BEGIN Dataset records
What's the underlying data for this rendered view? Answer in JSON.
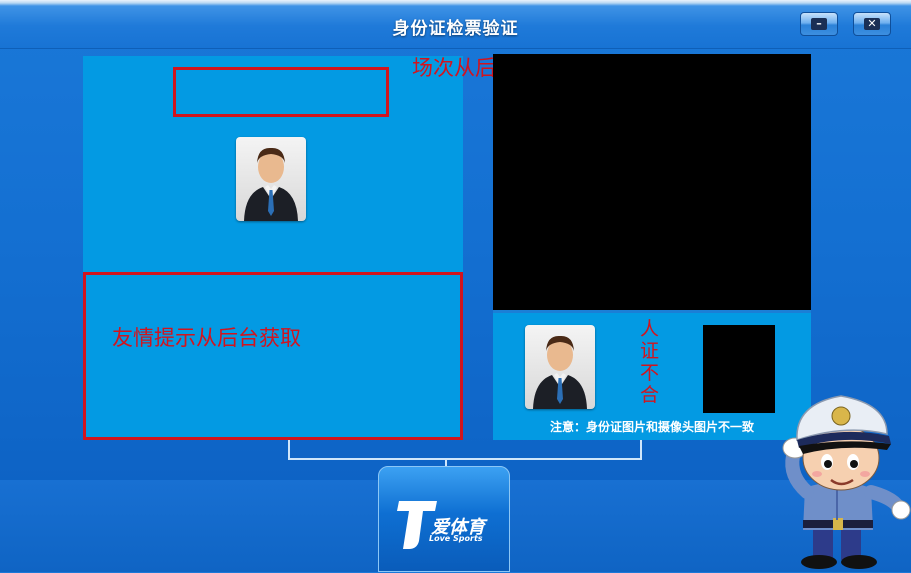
{
  "window": {
    "title": "身份证检票验证",
    "minimize_label": "–",
    "close_label": "✕"
  },
  "left_panel": {
    "session_hint": "场次从后台获取",
    "tip_text": "友情提示从后台获取",
    "avatar_icon": "person-avatar-icon"
  },
  "right_panel": {
    "avatar_icon": "person-avatar-icon",
    "mismatch_label": [
      "人",
      "证",
      "不",
      "合"
    ],
    "notice": "注意：身份证图片和摄像头图片不一致"
  },
  "logo": {
    "brand": "爱体育",
    "sub": "Love Sports",
    "letter": "T"
  },
  "colors": {
    "panel": "#039ae3",
    "alert_red": "#d2141e",
    "background": "#1470d2"
  }
}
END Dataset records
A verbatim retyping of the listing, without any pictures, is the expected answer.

What's the underlying data for this rendered view? Answer in JSON.
{
  "window": {
    "title": "身份证检票验证",
    "minimize_label": "–",
    "close_label": "✕"
  },
  "left_panel": {
    "session_hint": "场次从后台获取",
    "tip_text": "友情提示从后台获取",
    "avatar_icon": "person-avatar-icon"
  },
  "right_panel": {
    "avatar_icon": "person-avatar-icon",
    "mismatch_label": [
      "人",
      "证",
      "不",
      "合"
    ],
    "notice": "注意：身份证图片和摄像头图片不一致"
  },
  "logo": {
    "brand": "爱体育",
    "sub": "Love Sports",
    "letter": "T"
  },
  "colors": {
    "panel": "#039ae3",
    "alert_red": "#d2141e",
    "background": "#1470d2"
  }
}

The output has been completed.